─── EXERCISE MATERIAL ───

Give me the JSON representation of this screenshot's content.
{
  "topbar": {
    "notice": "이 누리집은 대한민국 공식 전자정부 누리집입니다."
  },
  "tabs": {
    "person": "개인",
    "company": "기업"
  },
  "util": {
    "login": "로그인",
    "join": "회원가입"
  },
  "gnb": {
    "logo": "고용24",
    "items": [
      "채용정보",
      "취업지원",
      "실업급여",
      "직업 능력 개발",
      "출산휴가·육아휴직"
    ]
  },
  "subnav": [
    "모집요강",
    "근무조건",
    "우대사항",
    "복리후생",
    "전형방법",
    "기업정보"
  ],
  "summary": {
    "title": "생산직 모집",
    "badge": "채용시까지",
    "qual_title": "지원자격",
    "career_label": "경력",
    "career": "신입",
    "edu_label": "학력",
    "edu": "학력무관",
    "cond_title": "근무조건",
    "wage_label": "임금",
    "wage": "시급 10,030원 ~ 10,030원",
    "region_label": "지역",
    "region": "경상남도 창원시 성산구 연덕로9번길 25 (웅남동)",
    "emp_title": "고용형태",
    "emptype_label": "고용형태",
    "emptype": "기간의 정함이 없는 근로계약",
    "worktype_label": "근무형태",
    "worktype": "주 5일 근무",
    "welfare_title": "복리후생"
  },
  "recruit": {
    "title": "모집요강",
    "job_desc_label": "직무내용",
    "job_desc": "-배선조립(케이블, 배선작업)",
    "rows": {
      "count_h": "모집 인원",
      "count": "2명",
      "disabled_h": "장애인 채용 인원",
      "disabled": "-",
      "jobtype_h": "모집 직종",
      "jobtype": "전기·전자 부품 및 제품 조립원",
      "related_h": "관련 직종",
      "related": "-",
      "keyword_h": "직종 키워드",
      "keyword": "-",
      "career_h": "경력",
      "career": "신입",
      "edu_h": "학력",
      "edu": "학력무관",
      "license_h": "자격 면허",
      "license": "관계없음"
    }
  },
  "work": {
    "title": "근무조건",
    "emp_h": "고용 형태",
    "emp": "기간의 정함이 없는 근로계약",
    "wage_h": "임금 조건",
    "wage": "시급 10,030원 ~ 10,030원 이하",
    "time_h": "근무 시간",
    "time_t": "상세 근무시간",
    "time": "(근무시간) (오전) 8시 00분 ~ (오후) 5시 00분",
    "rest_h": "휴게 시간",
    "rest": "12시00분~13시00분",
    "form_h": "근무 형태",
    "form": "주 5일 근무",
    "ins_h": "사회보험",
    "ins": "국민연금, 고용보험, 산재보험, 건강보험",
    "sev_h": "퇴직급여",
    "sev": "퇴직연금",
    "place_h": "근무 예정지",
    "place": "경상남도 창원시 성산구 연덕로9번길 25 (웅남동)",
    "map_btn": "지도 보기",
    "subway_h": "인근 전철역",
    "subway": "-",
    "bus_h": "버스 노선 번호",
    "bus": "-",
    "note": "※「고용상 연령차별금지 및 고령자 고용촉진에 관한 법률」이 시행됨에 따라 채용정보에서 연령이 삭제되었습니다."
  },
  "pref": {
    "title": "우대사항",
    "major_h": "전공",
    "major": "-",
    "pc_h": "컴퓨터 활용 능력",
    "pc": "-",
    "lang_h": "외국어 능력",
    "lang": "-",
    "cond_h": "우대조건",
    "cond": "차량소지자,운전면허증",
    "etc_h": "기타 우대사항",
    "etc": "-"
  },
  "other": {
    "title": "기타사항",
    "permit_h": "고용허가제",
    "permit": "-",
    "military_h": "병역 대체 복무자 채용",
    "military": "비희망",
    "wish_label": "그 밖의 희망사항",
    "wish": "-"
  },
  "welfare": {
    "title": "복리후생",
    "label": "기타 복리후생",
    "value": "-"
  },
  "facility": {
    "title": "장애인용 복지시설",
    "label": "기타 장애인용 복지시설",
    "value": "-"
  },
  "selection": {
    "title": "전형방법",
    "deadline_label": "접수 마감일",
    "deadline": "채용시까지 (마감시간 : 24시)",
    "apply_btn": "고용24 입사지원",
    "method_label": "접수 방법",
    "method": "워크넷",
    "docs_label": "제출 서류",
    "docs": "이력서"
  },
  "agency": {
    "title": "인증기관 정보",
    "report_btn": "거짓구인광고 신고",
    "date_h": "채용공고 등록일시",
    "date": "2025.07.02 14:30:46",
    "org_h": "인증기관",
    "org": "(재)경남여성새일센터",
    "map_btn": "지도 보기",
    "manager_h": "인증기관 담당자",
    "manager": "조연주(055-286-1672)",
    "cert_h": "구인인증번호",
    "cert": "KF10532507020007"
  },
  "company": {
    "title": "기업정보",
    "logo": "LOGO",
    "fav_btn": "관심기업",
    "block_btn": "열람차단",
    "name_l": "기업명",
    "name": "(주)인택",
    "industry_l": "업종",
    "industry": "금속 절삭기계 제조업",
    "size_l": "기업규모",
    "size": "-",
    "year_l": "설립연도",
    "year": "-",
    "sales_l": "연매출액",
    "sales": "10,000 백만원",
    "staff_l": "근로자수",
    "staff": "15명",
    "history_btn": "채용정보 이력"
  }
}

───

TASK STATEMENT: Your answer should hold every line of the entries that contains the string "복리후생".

SOLUTION TO THE PROBLEM:
    "복리후생",
    "welfare_title": "복리후생"
    "title": "복리후생",
    "label": "기타 복리후생",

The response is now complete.